Iceland is renowned for the mass amount of volcanic activity across the country, hence the nickname “the land of ice and fire”.

Iceland is renowned for the mass amount of volcanic activity across the country’s past and present landscape, hence the nickname “the land of ice and fire”. With countless active and dormant volcanoes situated across the land it is no wonder Iceland is a hotbed for volcanic activity, and home to an array of fascinating rock formations, lava fields and geothermal pools. 

Lava fields are not just fascinating because - well, they're lava fields, come on - but what makes them even more special is the fact that every one is truly unique. In fact, there are no two rocky landscapes that are the same. Each destination is distinctive, varying in shape, size and even colour depending on how they were formed.

What is a lava field?

A lava field is as simple as it sounds. It will appear to be a generally flat area of land found near volcanoes that have erupted in the past. A lava field can range in size from a few hundred feet wide to thousands of kilometres. In Iceland, there are plenty of these fascinating, barren plains, ranging throughout the history of the island. Fragile ecosystems of moss often develop on older locations, making them incredible but protected areas.

How is a lava field formed?

As the name suggests, these geographical features are created by lava flow following an eruption. For lava to flow large distances and create such wide, flat surfaces, the lava must be particularly fluid, meaning it is likely basalt lava that has formed lava fields. Lava flowing and cooling causes the fascinating rock formations often seen across Iceland’s landscapes, particularly underground vents and funnels.

Best Lava Fields

There are so many incredible Icelandic lava fields in Iceland to choose from, we have created a guide to some of our favourites. 


Eldraun lava field is truly one of the most unique lava fields you’ll find in Iceland. Covering over 565 square kilometres, it is one of the largest in the country. Mostly covered in moss and other rocky terrains, it’s hard to imagine that once upon a time this was home to a roaring river of lava.

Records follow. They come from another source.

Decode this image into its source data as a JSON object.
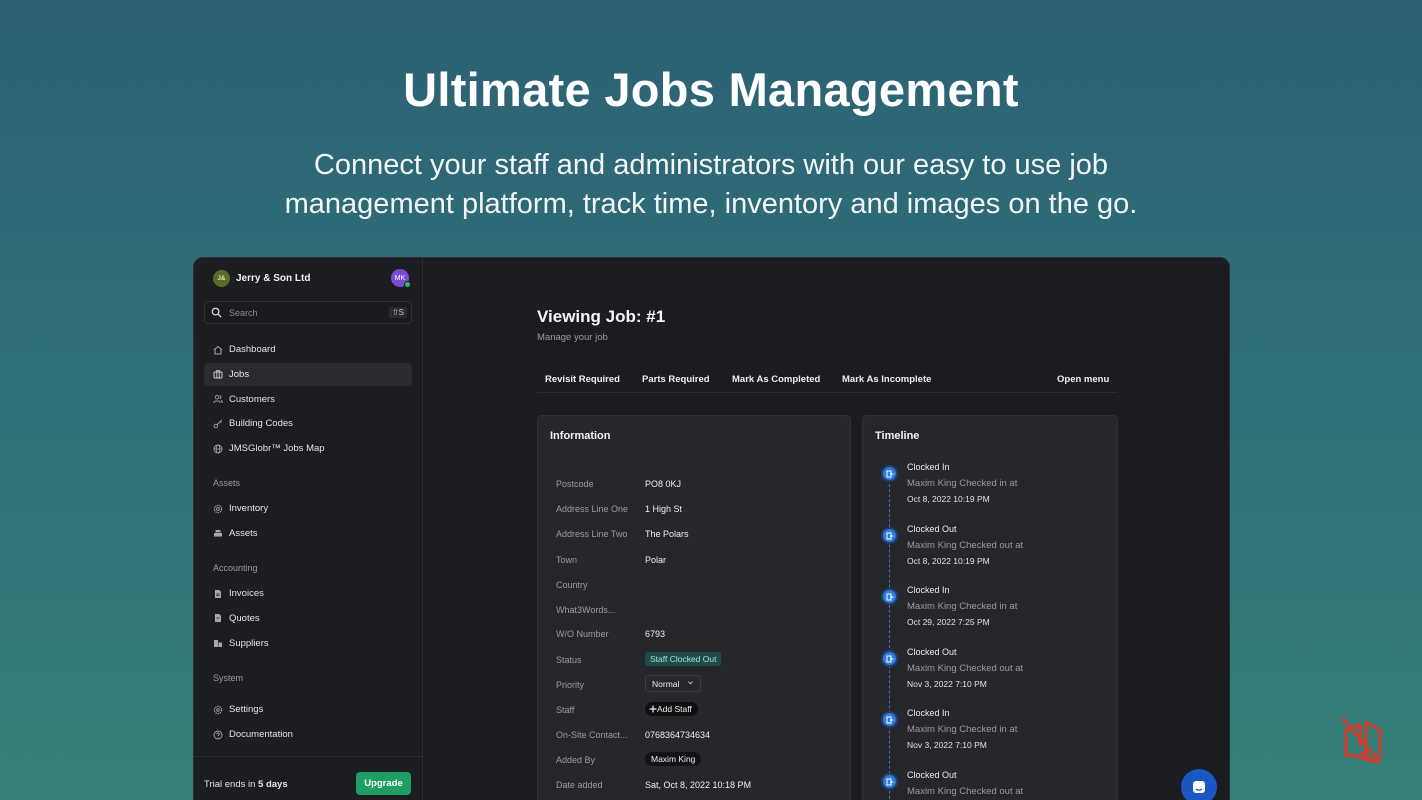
{
  "hero": {
    "title": "Ultimate Jobs Management",
    "subtitle_line1": "Connect your staff and administrators with our easy to use job",
    "subtitle_line2": "management platform, track time, inventory and images on the go."
  },
  "sidebar": {
    "org_initials": "J&",
    "org_name": "Jerry & Son Ltd",
    "user_initials": "MK",
    "search": {
      "placeholder": "Search",
      "shortcut": "⇧S"
    },
    "main_items": [
      {
        "label": "Dashboard",
        "icon": "home-icon"
      },
      {
        "label": "Jobs",
        "icon": "briefcase-icon",
        "active": true
      },
      {
        "label": "Customers",
        "icon": "users-icon"
      },
      {
        "label": "Building Codes",
        "icon": "key-icon"
      },
      {
        "label": "JMSGlobr™ Jobs Map",
        "icon": "globe-icon"
      }
    ],
    "sections": {
      "assets": "Assets",
      "accounting": "Accounting",
      "system": "System"
    },
    "assets_items": [
      {
        "label": "Inventory",
        "icon": "cog-icon"
      },
      {
        "label": "Assets",
        "icon": "stack-icon"
      }
    ],
    "accounting_items": [
      {
        "label": "Invoices",
        "icon": "document-icon"
      },
      {
        "label": "Quotes",
        "icon": "document-icon"
      },
      {
        "label": "Suppliers",
        "icon": "building-icon"
      }
    ],
    "system_items": [
      {
        "label": "Settings",
        "icon": "gear-icon"
      },
      {
        "label": "Documentation",
        "icon": "help-icon"
      }
    ],
    "trial": {
      "prefix": "Trial ends in ",
      "days": "5 days"
    },
    "upgrade_label": "Upgrade"
  },
  "main": {
    "title": "Viewing Job: #1",
    "subtitle": "Manage your job",
    "actions": {
      "revisit": "Revisit Required",
      "parts": "Parts Required",
      "completed": "Mark As Completed",
      "incomplete": "Mark As Incomplete",
      "menu": "Open menu"
    },
    "information": {
      "title": "Information",
      "postcode": {
        "label": "Postcode",
        "value": "PO8 0KJ"
      },
      "address1": {
        "label": "Address Line One",
        "value": "1 High St"
      },
      "address2": {
        "label": "Address Line Two",
        "value": "The Polars"
      },
      "town": {
        "label": "Town",
        "value": "Polar"
      },
      "country": {
        "label": "Country",
        "value": ""
      },
      "what3words": {
        "label": "What3Words...",
        "value": ""
      },
      "wo_number": {
        "label": "W/O Number",
        "value": "6793"
      },
      "status": {
        "label": "Status",
        "value": "Staff Clocked Out"
      },
      "priority": {
        "label": "Priority",
        "value": "Normal"
      },
      "staff": {
        "label": "Staff",
        "value": "Add Staff"
      },
      "onsite": {
        "label": "On-Site Contact...",
        "value": "0768364734634"
      },
      "added_by": {
        "label": "Added By",
        "value": "Maxim King"
      },
      "date_added": {
        "label": "Date added",
        "value": "Sat, Oct 8, 2022 10:18 PM"
      }
    },
    "timeline": {
      "title": "Timeline",
      "events": [
        {
          "title": "Clocked In",
          "desc": "Maxim King Checked in at",
          "time": "Oct 8, 2022 10:19 PM"
        },
        {
          "title": "Clocked Out",
          "desc": "Maxim King Checked out at",
          "time": "Oct 8, 2022 10:19 PM"
        },
        {
          "title": "Clocked In",
          "desc": "Maxim King Checked in at",
          "time": "Oct 29, 2022 7:25 PM"
        },
        {
          "title": "Clocked Out",
          "desc": "Maxim King Checked out at",
          "time": "Nov 3, 2022 7:10 PM"
        },
        {
          "title": "Clocked In",
          "desc": "Maxim King Checked in at",
          "time": "Nov 3, 2022 7:10 PM"
        },
        {
          "title": "Clocked Out",
          "desc": "Maxim King Checked out at",
          "time": ""
        }
      ]
    }
  },
  "colors": {
    "accent": "#1f9d62",
    "timeline_dot": "#2f7be0",
    "status_badge": "#1f4c4a"
  }
}
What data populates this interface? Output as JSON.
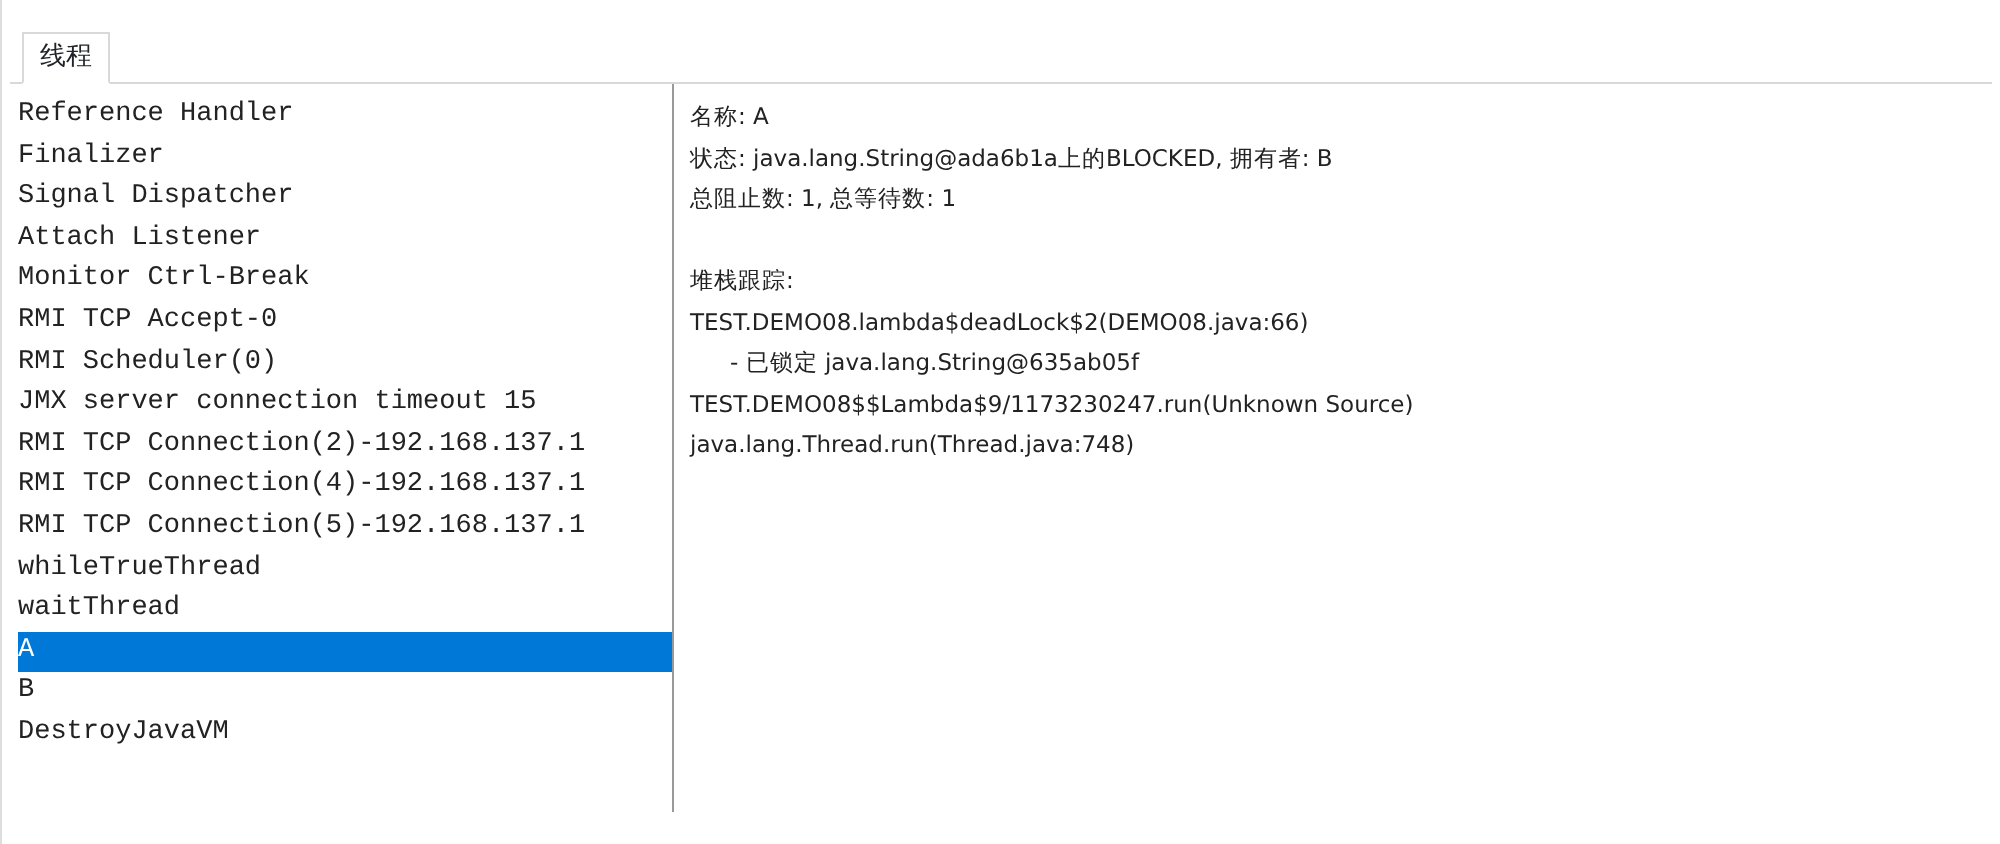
{
  "tabs": [
    {
      "label": "线程",
      "selected": true
    }
  ],
  "threads": [
    {
      "name": "Reference Handler",
      "selected": false
    },
    {
      "name": "Finalizer",
      "selected": false
    },
    {
      "name": "Signal Dispatcher",
      "selected": false
    },
    {
      "name": "Attach Listener",
      "selected": false
    },
    {
      "name": "Monitor Ctrl-Break",
      "selected": false
    },
    {
      "name": "RMI TCP Accept-0",
      "selected": false
    },
    {
      "name": "RMI Scheduler(0)",
      "selected": false
    },
    {
      "name": "JMX server connection timeout 15",
      "selected": false
    },
    {
      "name": "RMI TCP Connection(2)-192.168.137.1",
      "selected": false
    },
    {
      "name": "RMI TCP Connection(4)-192.168.137.1",
      "selected": false
    },
    {
      "name": "RMI TCP Connection(5)-192.168.137.1",
      "selected": false
    },
    {
      "name": "whileTrueThread",
      "selected": false
    },
    {
      "name": "waitThread",
      "selected": false
    },
    {
      "name": "A",
      "selected": true
    },
    {
      "name": "B",
      "selected": false
    },
    {
      "name": "DestroyJavaVM",
      "selected": false
    }
  ],
  "details": {
    "info": [
      "名称: A",
      "状态: java.lang.String@ada6b1a上的BLOCKED, 拥有者: B",
      "总阻止数: 1, 总等待数: 1"
    ],
    "stack_title": "堆栈跟踪:",
    "stack": [
      {
        "kind": "frame",
        "text": "TEST.DEMO08.lambda$deadLock$2(DEMO08.java:66)"
      },
      {
        "kind": "lock",
        "text": "- 已锁定 java.lang.String@635ab05f"
      },
      {
        "kind": "frame",
        "text": "TEST.DEMO08$$Lambda$9/1173230247.run(Unknown Source)"
      },
      {
        "kind": "frame",
        "text": "java.lang.Thread.run(Thread.java:748)"
      }
    ]
  }
}
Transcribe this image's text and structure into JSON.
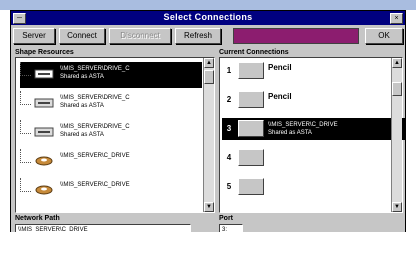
{
  "window": {
    "title": "Select Connections"
  },
  "toolbar": {
    "buttons": [
      {
        "label": "Server"
      },
      {
        "label": "Connect"
      },
      {
        "label": "Disconnect"
      },
      {
        "label": "Refresh"
      },
      {
        "label": "OK"
      }
    ]
  },
  "resources": {
    "label": "Shape Resources",
    "items": [
      {
        "line1": "\\\\MIS_SERVER\\DRIVE_C",
        "line2": "Shared as ASTA",
        "icon": "printer-icon",
        "selected": true
      },
      {
        "line1": "\\\\MIS_SERVER\\DRIVE_C",
        "line2": "Shared as ASTA",
        "icon": "printer-icon",
        "selected": false
      },
      {
        "line1": "\\\\MIS_SERVER\\DRIVE_C",
        "line2": "Shared as ASTA",
        "icon": "printer-icon",
        "selected": false
      },
      {
        "line1": "\\\\MIS_SERVER\\C_DRIVE",
        "line2": "",
        "icon": "disk-icon",
        "selected": false
      },
      {
        "line1": "\\\\MIS_SERVER\\C_DRIVE",
        "line2": "",
        "icon": "disk-icon",
        "selected": false
      }
    ]
  },
  "connections": {
    "label": "Current Connections",
    "ports": [
      {
        "num": "1",
        "text": "Pencil",
        "line1": "",
        "line2": "",
        "selected": false
      },
      {
        "num": "2",
        "text": "Pencil",
        "line1": "",
        "line2": "",
        "selected": false
      },
      {
        "num": "3",
        "text": "",
        "line1": "\\\\MIS_SERVER\\C_DRIVE",
        "line2": "Shared as ASTA",
        "selected": true
      },
      {
        "num": "4",
        "text": "",
        "line1": "",
        "line2": "",
        "selected": false
      },
      {
        "num": "5",
        "text": "",
        "line1": "",
        "line2": "",
        "selected": false
      }
    ]
  },
  "network_path": {
    "label": "Network Path",
    "value": "\\\\MIS_SERVER\\C_DRIVE"
  },
  "port": {
    "label": "Port",
    "value": "3:"
  },
  "colors": {
    "titlebar": "#000080",
    "accent": "#8c1d6f",
    "face": "#c6c6c6"
  }
}
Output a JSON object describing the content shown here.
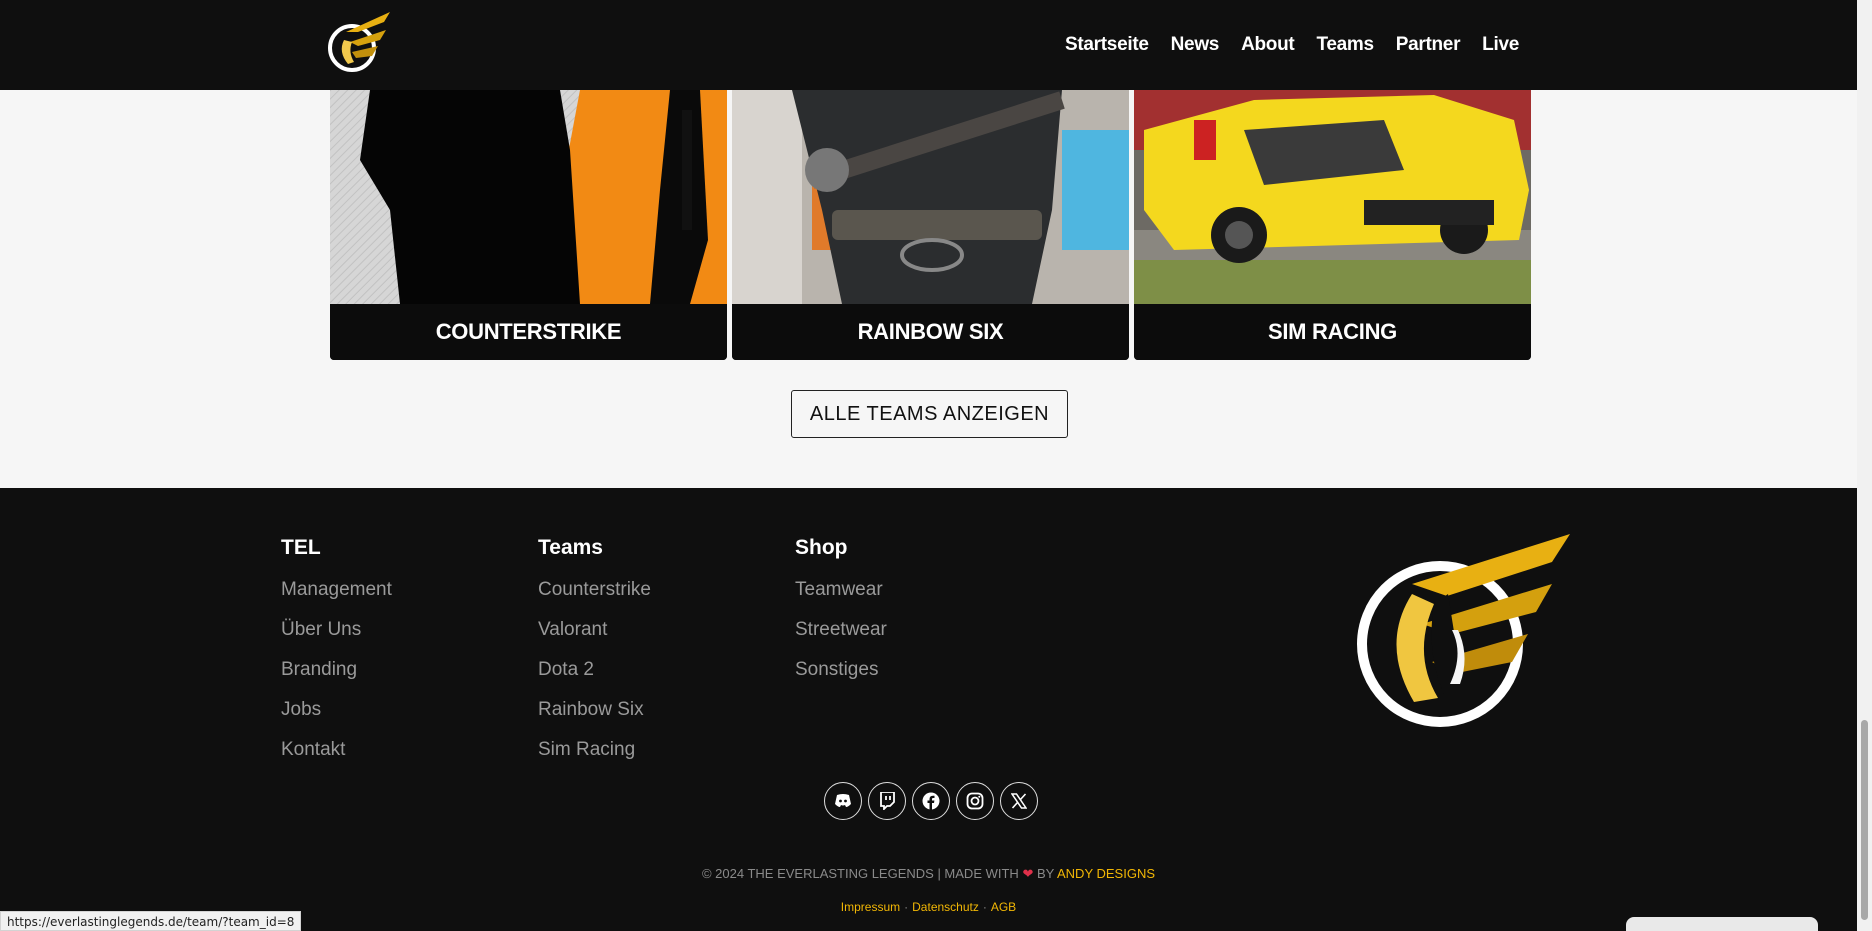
{
  "header": {
    "nav": [
      "Startseite",
      "News",
      "About",
      "Teams",
      "Partner",
      "Live"
    ]
  },
  "teams": {
    "cards": [
      {
        "label": "COUNTERSTRIKE"
      },
      {
        "label": "RAINBOW SIX"
      },
      {
        "label": "SIM RACING"
      }
    ],
    "all_button": "ALLE TEAMS ANZEIGEN"
  },
  "footer": {
    "columns": [
      {
        "title": "TEL",
        "links": [
          "Management",
          "Über Uns",
          "Branding",
          "Jobs",
          "Kontakt"
        ]
      },
      {
        "title": "Teams",
        "links": [
          "Counterstrike",
          "Valorant",
          "Dota 2",
          "Rainbow Six",
          "Sim Racing"
        ]
      },
      {
        "title": "Shop",
        "links": [
          "Teamwear",
          "Streetwear",
          "Sonstiges"
        ]
      }
    ],
    "socials": [
      "discord-icon",
      "twitch-icon",
      "facebook-icon",
      "instagram-icon",
      "x-icon"
    ],
    "copyright_prefix": "© 2024 THE EVERLASTING LEGENDS | MADE WITH",
    "copyright_by": "BY",
    "copyright_author": "ANDY DESIGNS",
    "legal": [
      "Impressum",
      "Datenschutz",
      "AGB"
    ]
  },
  "status_bar": {
    "url": "https://everlastinglegends.de/team/?team_id=8"
  },
  "colors": {
    "accent": "#f2b705",
    "background": "#0f0f0f",
    "heart": "#e0304a"
  }
}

Across the area of the Eldraun lava field in Iceland, you will also be able to find different lava tubes and caves that were once formed by the enormous eruption of Skaftareldar. This was one of the biggest record eruptions in recent history, lasting for a number of months between 1783 and 1784.


Krafla lava field in Iceland.

Krafla has been one of the most active volcanic areas of all lava fields in Iceland, with up to 29 eruptions over the last few centuries, each leaving a long and lasting impact on the land. 

Volcanic eruptions are not just dangerous natural disasters, they also bring about curious natural advantages to their surroundings. Not only have we been left with incredible phenomena like lava fields, but due to the constant geothermal energy here, Iceland were able to build its first geothermal plant on the site in 1977. This is now a massive source of green energy and helps to power countless homes across Iceland. 

Due to the regular volcanic activity here you are still able to see the steaming and bubbling as lava flows beneath the upper crust. The top of the surface has cooled as it leaves the ground, however, vents continue to provide fresh supplies from under the Earth’s crust.. This is quite different to some of the calmer and greener lava fields you’ll discover in Iceland. 


Berserkjahraun can be found off the Snæfellsness Peninsula, a little off the beaten track. As a result, make sure you’re careful when heading out to this lava field.

It is suggested that this incredible plain was formed after the eruption of four craters erupting in short intervals (the largest one first, ending with the smallest) around 3,500 - 4,000 years ago. With the lava fields' precise position, situated between mountains and the sea,  it means once it eventually cooled, this incredible scenery was formed. 

It has since become an incredible mossy landscape, something we strongly suggest you find the time to see. You won’t regret it. 


Iceland’s Geirlandshraun lava field is a truly incredible sight. With high walls and a narrow canyon coated in greenery, it follows the path of the river Fjaðrá before then leading you to the Fjaðrárgljúfur Canyon. This site is a very popular destination for hikers given the picturesque scenery you have on display. 

The valley here is predicted to have been formed up to 9,000 years ago, caused by a glacier. These dates make it one of the older lava fields in Iceland, so make sure you visit for a piece of Iceland’s ancient history.


Rocky outcrops and cliffside at Londrangar View Point, Iceland.

Londrangar is extremely well known around Iceland, most notably for rock formations around the area, including the basalt dykes that can be found on the cliffs - with the tallest reaching up to 75 meters in height. However, the sights don’t stop there, you can see a newer lava field that actually surrounds the area, combining the two to form an incredible volcanic hotspot for tourists. 

Since the last eruption, the lava fields have been overcome with fuzzy moss, transforming what was once a hostile environment filled with scolding lava into a haven of greenery and natural wilderness. 

If you have any questions about the type of car you’ll need for your Icelandic adventure, please don’t hesitate to get in touch with a member of our team. They’ll be more than happy to help with any queries you may have.